Every record that follows must be returned word for word.
Top of Record set
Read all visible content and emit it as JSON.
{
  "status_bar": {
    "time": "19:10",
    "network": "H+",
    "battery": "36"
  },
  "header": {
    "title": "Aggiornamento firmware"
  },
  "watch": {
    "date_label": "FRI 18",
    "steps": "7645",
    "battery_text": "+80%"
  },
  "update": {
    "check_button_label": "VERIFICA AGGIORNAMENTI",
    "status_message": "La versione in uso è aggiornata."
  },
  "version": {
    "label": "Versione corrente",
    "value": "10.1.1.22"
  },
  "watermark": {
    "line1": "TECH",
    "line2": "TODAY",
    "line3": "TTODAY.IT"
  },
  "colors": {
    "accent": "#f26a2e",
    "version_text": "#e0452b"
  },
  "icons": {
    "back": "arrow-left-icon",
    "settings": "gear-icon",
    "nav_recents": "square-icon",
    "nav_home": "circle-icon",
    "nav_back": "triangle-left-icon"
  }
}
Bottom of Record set
**Exercise output:**
Read all visible content and emit it as JSON.
{
  "status_bar": {
    "time": "19:10",
    "network": "H+",
    "battery": "36"
  },
  "header": {
    "title": "Aggiornamento firmware"
  },
  "watch": {
    "date_label": "FRI 18",
    "steps": "7645",
    "battery_text": "+80%"
  },
  "update": {
    "check_button_label": "VERIFICA AGGIORNAMENTI",
    "status_message": "La versione in uso è aggiornata."
  },
  "version": {
    "label": "Versione corrente",
    "value": "10.1.1.22"
  },
  "watermark": {
    "line1": "TECH",
    "line2": "TODAY",
    "line3": "TTODAY.IT"
  },
  "colors": {
    "accent": "#f26a2e",
    "version_text": "#e0452b"
  },
  "icons": {
    "back": "arrow-left-icon",
    "settings": "gear-icon",
    "nav_recents": "square-icon",
    "nav_home": "circle-icon",
    "nav_back": "triangle-left-icon"
  }
}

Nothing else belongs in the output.